Stock-Based Awards: What’s New and What’s Not
When you are presented with several forms of stock-based compensation, how do you assess what they are and how they work? What are some of the key features of stock options, restricted stock/RSUs, and ESPPs to maximize your potential wealth accumulation?
Executive compensation has come of age. Stock options have been a major part of U.S. executive pay since the 1950s, rising in popularity then due to a favorable tax treatment. Some 70 years later, stock options no longer represent the dominant form of long-term equity incentives. Instead, there are new and targeted stock-based awards companies use to meet a range of needs and rewards. As they have grown in number and complexity, executives may find it harder than ever to assess these significant sources of wealth and prioritize them as sources of funds.
To illustrate a variety of awards and how they work, we introduce you to three executives at three levels of the company. Each is experiencing an award type for the first time and is learning the ins and outs of various stock-based awards.
Building Wealth through a Broad-Based Stock Plan
Clarissa, Marketing Manager*
Clarissa had initiate participation in the Employee Stock Purchase Plan (ESPP). She authorizes a small systematic payroll deduction of a small amount to participate in buying company shares. The company collects and accumulates her payroll deductions for up to six months. Then the shares are assigned a purchase price equal to the lowest market price over the last six months. In addition, the company provides a 15% discount in additional shares, so that employees can build shares. As long as Clarissa holds the shares long term, she can claim capital gains on the sale, avoiding a disqualifying disposition that would trigger a higher tax rate.
Recently, Clarissa has been awarded a first grant of Nonqualified Stock Options (NQOs). These awards permit her to buy company shares at a fixed price – usually the market price on the date they are granted - and sell them in the future at the prevailing market price.
Nonqualified Options (NQOs) and Stock Appreciation Plans (SARs)

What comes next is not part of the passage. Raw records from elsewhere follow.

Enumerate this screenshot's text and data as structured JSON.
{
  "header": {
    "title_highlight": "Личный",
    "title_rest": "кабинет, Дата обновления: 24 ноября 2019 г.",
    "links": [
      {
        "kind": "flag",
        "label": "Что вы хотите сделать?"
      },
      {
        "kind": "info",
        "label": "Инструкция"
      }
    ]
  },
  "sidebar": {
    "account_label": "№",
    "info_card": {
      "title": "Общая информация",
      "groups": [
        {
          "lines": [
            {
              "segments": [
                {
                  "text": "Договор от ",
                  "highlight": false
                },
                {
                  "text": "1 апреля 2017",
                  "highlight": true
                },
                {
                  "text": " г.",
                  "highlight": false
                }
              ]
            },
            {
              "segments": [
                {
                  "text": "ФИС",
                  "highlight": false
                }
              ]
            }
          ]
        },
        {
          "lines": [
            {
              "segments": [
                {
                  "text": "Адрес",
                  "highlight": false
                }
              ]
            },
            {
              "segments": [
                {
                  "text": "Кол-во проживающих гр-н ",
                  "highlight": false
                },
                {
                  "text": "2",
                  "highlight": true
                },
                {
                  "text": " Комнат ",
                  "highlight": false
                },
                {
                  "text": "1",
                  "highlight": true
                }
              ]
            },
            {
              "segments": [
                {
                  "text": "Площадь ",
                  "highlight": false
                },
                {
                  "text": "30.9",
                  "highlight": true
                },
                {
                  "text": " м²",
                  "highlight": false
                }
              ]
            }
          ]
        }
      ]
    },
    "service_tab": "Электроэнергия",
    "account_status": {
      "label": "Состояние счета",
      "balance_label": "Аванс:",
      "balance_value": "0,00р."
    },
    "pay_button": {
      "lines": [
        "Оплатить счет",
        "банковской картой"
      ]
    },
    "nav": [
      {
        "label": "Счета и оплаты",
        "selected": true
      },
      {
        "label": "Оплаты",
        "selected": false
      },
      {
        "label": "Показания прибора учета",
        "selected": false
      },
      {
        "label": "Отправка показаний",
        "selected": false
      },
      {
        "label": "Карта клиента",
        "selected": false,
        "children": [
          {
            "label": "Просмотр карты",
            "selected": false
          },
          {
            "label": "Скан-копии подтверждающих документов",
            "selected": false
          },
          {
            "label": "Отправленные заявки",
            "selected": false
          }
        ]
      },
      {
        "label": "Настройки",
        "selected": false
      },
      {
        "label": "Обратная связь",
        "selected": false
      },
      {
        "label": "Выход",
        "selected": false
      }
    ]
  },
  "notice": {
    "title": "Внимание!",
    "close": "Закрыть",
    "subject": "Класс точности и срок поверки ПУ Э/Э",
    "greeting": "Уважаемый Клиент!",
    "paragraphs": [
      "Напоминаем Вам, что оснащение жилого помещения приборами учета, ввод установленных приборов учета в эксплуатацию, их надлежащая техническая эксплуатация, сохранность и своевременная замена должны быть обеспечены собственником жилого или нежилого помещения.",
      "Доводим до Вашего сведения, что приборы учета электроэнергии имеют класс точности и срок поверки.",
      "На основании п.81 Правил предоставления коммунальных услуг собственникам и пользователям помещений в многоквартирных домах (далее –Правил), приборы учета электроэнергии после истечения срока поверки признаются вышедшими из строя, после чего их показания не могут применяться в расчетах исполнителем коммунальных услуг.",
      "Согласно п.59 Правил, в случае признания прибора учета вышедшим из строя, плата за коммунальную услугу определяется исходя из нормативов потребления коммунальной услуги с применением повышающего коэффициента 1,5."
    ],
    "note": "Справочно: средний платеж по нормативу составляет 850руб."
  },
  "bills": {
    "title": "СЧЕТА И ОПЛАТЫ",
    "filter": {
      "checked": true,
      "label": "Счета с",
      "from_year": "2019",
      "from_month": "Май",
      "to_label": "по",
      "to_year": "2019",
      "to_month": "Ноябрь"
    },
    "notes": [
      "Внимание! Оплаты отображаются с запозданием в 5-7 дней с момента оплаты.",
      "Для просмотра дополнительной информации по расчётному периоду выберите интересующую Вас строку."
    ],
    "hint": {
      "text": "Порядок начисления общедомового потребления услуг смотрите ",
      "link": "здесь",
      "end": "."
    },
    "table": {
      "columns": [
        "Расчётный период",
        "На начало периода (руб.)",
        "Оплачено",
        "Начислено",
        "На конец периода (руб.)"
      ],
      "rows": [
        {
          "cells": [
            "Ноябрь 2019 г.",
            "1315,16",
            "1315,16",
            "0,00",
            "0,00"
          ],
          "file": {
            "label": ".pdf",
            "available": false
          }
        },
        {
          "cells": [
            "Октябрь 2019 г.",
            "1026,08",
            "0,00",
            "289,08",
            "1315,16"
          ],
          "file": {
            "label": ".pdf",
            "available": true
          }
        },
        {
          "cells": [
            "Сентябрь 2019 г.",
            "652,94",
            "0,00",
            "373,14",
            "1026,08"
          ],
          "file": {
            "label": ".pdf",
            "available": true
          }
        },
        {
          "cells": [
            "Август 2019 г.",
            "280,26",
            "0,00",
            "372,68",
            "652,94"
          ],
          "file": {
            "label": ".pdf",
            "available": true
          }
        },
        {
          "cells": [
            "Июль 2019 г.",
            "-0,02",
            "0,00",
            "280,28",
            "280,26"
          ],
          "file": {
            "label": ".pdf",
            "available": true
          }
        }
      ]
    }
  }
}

Scott, Vice President*
From early in his career, Scott was awarded stock options. While he was presented with a mix of Incentive Stock Options (ISOs) and Nonqualified Options (NQOs), he has noticed the company favors NQOs now, because they can expense the awards as a compensation. Scott had been familiar with Restricted Stock Units as well as Stock Appreciation Rights (SARs) from his recent assignment with a non-US company.
SARs are even more attractive to the executive than NQOs. Like options, SARs are bonused to the executive as a reward when the company performs well. The only cost to the executive for SARs is the taxes they pay; while NQOs require the executive to pay the strike price on the option grants. Why aren’t SARs more popular, he wonders?
Welcome to the C-Suite
Ellen B., Senior Vice President*
Company veteran Ellen has earned a promotion to senior vice president. Now in her 50s and a brilliant strategist, she has been familiar with Restricted Stock Awards and Stock Options over her long career.
Ellen faces a performance-based compensation culture in the C-suite, where the rewards are significant, and the stakes are high. Ellen’s compensation is now tied to the success of her team’s strategy. Ellen has been granted performance awards in the form of Performance Stock Units (PSUs). These awards commit a targeted number of company shares to a cash equivalent at a future date, once vested. Vesting of these awards is the point at which they are fully owned, and you have the right to sell, transfer or assign these shares.
The trends in stock-based compensation in 2021 favor performance-based awards. Shareholders are pressing for more accountability in awarding stock-based compensation. Proxy advisors have been driving a rising trend for companies to issue Performance Stock Units (PSUs) and Restricted Stock Units (RSUs) to align rewards with company performance. Ellen’s PSUs will vest based on meeting company performance targets.
Performance-based awards specify strategic or financial targets to be met to trigger vesting. The most common performance metrics that may trigger vesting include absolute or relative total shareholder return, revenue, EPS, ROI. You may also see stock bonuses tied to financial or nonfinancial metrics such as operational performance targets, the launch of a new product, customer satisfaction or other benchmarks. These pay-for-performance forms maintain skin in the game for executives, thus benefitting the company and the shareholders.
Finally, there is a science to long-term incentives in terms of taxes, timing and diversification. SFG can help you with divestiture planning. The executive is responsible for determining the cost basis, while SFG can be an astute partner and advisor for planning and tax-savvy divesture.
*The name, likeness, and circumstances in this example are a fictional composite of facts from executives similar to actual SFG Clients.